Economics Society guest speaker Lal Chadeesingh gave pupils an insider’s view of how behavioural economics is being applied to UK public policy – and explained that it all stemmed from the personal interest of David Cameron.
Lal works at the Behavioural Insights Team – a group that was the brainchild of former Prime Minister Cameron, who set it up under the Cabinet after reading the seminal book, Nudge. The team was later spun out into a company part-owned by the Government which now works to improve the effectiveness and efficiency of Government measures.
Headmaster Neil Enright said: “This was a good opportunity for the boys to hear about a different side of Economics beyond finance, and to understand how economic theory can be used in the public interest.”
Year 12 pupil, Ibrahim Al-Hariri, added: ‘The talk introduced a part of Economics that is often overlooked; changing people’s behaviour for their benefit is a fascinating idea that I would love to explore.”
Lal, who read Economics at Durham before completing a Master’s degree in Economics and Public Policy at Bristol, introduced boys to the principles behind behavioural economics as described in Thinking Fast and Slow – another key work about this emerging discipline and one of the first books to introduce it to a wider public. The book contrasts two modes of thought: fast, which is automatic, intuitive and requires little to no effort, and slow, which is conscious, more deliberative and logical. While traditional assumptions among economists and policy-makers about the existence of homo-economicus (a purely rational decision-maker) take no account of this dichotomy, exponents of behavioural economics have used it to develop a theory of predictable irrationality.

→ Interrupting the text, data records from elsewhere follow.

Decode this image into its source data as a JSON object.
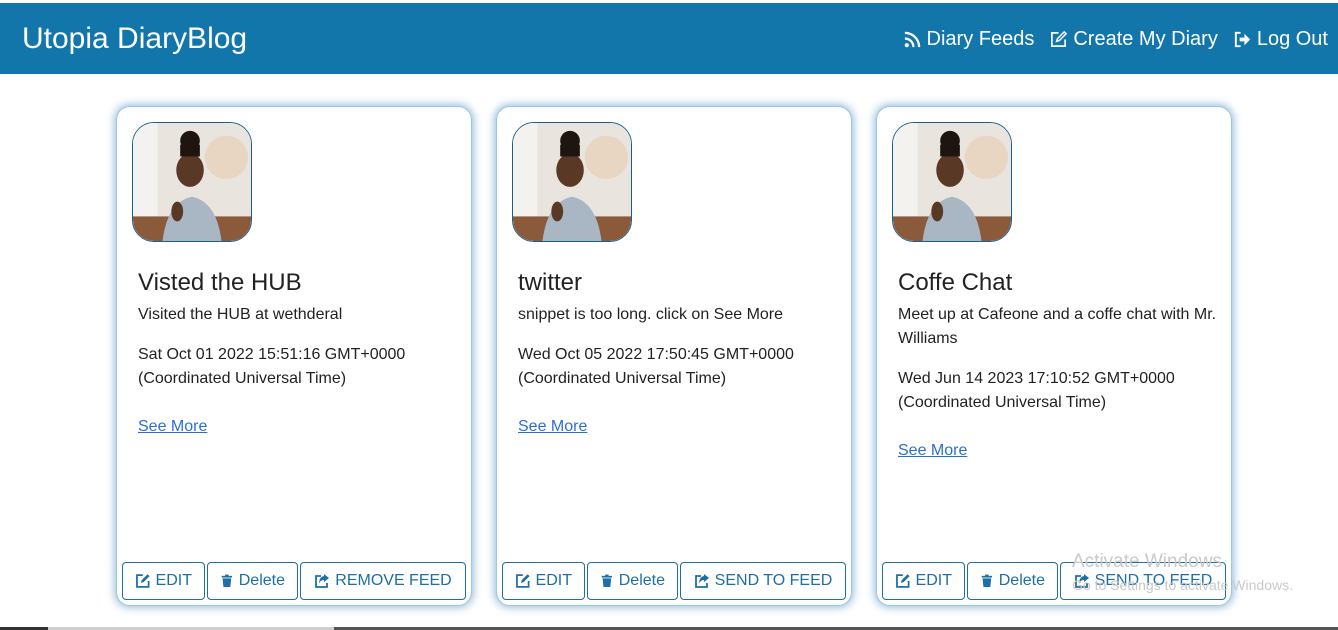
{
  "header": {
    "brand": "Utopia DiaryBlog",
    "links": [
      {
        "label": "Diary Feeds",
        "icon": "rss-icon"
      },
      {
        "label": "Create My Diary",
        "icon": "edit-icon"
      },
      {
        "label": "Log Out",
        "icon": "logout-icon"
      }
    ]
  },
  "cards": [
    {
      "title": "Visted the HUB",
      "snippet": "Visited the HUB at wethderal",
      "date": "Sat Oct 01 2022 15:51:16 GMT+0000 (Coordinated Universal Time)",
      "see_more": "See More",
      "edit_label": "EDIT",
      "delete_label": "Delete",
      "feed_label": "REMOVE FEED"
    },
    {
      "title": "twitter",
      "snippet": "snippet is too long. click on See More",
      "date": "Wed Oct 05 2022 17:50:45 GMT+0000 (Coordinated Universal Time)",
      "see_more": "See More",
      "edit_label": "EDIT",
      "delete_label": "Delete",
      "feed_label": "SEND TO FEED"
    },
    {
      "title": "Coffe Chat",
      "snippet": "Meet up at Cafeone and a coffe chat with Mr. Williams",
      "date": "Wed Jun 14 2023 17:10:52 GMT+0000 (Coordinated Universal Time)",
      "see_more": "See More",
      "edit_label": "EDIT",
      "delete_label": "Delete",
      "feed_label": "SEND TO FEED"
    }
  ],
  "watermark": {
    "title": "Activate Windows",
    "subtitle": "Go to Settings to activate Windows."
  },
  "colors": {
    "navbar": "#1276ab",
    "button_accent": "#1d6fa5",
    "link": "#2a6fd0"
  }
}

The Behavioural Insights Team uses this understanding to tailor policies and their implementation so that they are more effective in generating the desired results, explained Lal, who began his career working in the Civil Service under the then-Business Secretary Vince Cable. It has condensed its guidance into a simple mnemonic, EAST (Easy, Attractive, Social, Timely), for policy-makers to keep in mind.
One assignment taken on by the team was reducing the number of people missing NHS appointments by looking at the wording of text messages sent out to patients. After testing various other forms of wording, they found that stating the material cost to the NHS of missing an appointment was the most effective, with a typical message reading:
- We are expecting you at Mile End Hospital on Sep 16 at 10:00am. Not attending costs NHS £160 approx. Call 02077673200 if you need to cancel or rearrange.
This change reduced missed appointments by 2.6% which, although a diminutive percentage, equates to 400,000 appointments nationwide.
Year 12 economist Mipham Samten said that, to some amusement from the boys, Lal also explained the theory behind painting a small fly on the back of lavatories – a small, subtle image getting men to focus on the task at hand and reducing the chances of spillages by a significant rate.
“Students were rather less amused by another novel application of the EAST framework on behaviour,” added Mipham. “The team had discovered that the effect of sending text messages to parents informing them their child will have an exam soon and asking them to encourage revision was to increase maths score grades by the equivalent of one month’s teaching.”
“Overall,” said Mipham, “Lal’s talk opened the students’ eyes to the numerous material benefits of Economics to the public and many expressed an interest in pursuing professional economics as a career.”